With an estimate of nearly 47 million Americans traveling more than 50 miles during the July 4th holiday this year per AAA, the U.S. Secret Service is warning drivers not to get ripped off by thieves at gas pumps. Veuer’s Maria Mercedes Galuppo has more.
Motorists about to pay at gas pumps ahead of the July 4 holiday should ask themselves a question, the Secret Service says: Could I get defrauded?
The agency announced an effort targeting credit card “skimmers” hidden at fuel pumps to steal financial information — and finances — from unsuspecting motorists. The initiative, unfolding this week ahead of Independence Day travels, has agents inspecting pumps in 21 states.
“The Secret Service is leading the charge to protect the U.S. consumer against this growing cyber-enabled financial crime,” the agency said Tuesday in a statement, reporting a Memorial Day effort last month that turned up over 70 such skimmers.
Skimmers are small, electronic devices installed secretly at pumps and able to capture a swiped payment card’s protected data, the agency said. Commercial keys purchased online let fraudsters access pumps often left unattended, according to a report from ABC News.
Thieves then return later to retrieve the devices or transmit it remotely via Bluetooth, before using the information to make purchases, Matthew O’Neil, a representative of the agency, told the network.
Fuel pumps became a popular target for skimming because it’s relatively easy to hide and retrieve the devices, the Secret Service explained, meaning “making arrests in skimming cases is difficult — but not impossible.”
The agency’s warning comes as Americans pack up for the biggest July 4th travel period possibly ever, with AAA expecting 45 million-plus Americans to fuel up for trips of 50 miles or more. (And with gas hitting a four-year high, they’ll pay at the pump, fraud or not.)
To avoid fraudster, the best advice boils down to this: Pay inside. If that’s not an option, Officer John Saenz of Texas’ Mcallen Police Department offered tips to KGBT-TV.

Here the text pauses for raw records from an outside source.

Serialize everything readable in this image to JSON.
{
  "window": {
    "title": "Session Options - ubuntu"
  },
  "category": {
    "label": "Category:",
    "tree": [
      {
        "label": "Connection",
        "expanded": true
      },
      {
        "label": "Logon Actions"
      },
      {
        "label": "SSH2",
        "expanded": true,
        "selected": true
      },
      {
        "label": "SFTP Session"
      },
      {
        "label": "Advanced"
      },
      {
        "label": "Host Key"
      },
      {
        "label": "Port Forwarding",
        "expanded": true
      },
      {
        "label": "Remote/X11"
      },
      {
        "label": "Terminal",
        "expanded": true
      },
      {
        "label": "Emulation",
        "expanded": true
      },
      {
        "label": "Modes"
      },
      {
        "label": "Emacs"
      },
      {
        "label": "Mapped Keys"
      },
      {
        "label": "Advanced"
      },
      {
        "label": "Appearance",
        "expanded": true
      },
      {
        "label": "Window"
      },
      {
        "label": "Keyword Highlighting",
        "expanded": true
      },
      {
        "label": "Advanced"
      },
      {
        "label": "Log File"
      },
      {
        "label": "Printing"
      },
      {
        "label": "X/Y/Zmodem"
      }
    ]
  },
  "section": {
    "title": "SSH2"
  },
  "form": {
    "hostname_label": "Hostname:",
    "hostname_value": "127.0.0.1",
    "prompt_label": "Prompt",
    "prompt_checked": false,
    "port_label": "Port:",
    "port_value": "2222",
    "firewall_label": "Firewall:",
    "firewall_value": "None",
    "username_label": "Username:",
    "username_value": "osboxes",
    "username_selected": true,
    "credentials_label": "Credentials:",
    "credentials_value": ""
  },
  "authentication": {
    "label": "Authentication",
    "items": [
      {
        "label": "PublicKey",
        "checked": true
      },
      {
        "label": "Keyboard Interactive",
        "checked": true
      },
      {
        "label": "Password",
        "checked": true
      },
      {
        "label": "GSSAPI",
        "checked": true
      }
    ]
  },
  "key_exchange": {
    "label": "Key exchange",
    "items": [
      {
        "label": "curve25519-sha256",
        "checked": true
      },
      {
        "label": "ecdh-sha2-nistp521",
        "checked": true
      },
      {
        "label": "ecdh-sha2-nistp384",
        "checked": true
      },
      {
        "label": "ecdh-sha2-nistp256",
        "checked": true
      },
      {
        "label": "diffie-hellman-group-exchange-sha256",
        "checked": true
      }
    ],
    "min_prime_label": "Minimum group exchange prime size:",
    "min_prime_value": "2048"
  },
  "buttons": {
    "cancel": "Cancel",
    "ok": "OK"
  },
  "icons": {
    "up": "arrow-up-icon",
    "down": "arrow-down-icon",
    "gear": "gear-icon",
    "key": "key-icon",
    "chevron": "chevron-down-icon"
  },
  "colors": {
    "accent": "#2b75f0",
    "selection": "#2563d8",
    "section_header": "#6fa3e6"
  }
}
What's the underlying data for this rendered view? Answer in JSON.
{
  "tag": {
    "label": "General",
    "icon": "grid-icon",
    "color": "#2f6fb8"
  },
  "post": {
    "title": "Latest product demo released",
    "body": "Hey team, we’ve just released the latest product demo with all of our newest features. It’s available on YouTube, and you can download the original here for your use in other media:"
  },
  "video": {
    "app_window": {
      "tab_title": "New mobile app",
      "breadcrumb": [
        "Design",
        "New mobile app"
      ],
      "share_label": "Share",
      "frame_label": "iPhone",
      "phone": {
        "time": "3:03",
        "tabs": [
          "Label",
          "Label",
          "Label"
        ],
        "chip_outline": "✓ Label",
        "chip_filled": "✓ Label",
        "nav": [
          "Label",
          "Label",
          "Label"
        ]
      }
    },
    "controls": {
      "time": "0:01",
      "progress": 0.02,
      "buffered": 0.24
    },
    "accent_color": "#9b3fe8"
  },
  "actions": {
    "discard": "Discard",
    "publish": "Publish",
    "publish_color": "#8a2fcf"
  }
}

“Wiggle the card reader: If there’s any signs of tampering, obviously report that to the attendant that’s at that location,” he told the station. Look out for removed security strips or other signs of tampering, he said, and opt for pumps closest to the store.
Follow Josh Hafner on Twitter: @joshhafner
More: Fourth of July holiday gas prices hit 4-year high
These helpful tips can keep hackers out of your credit card accounts.
Read or Share this story: https://usat.ly/2Ksw0wN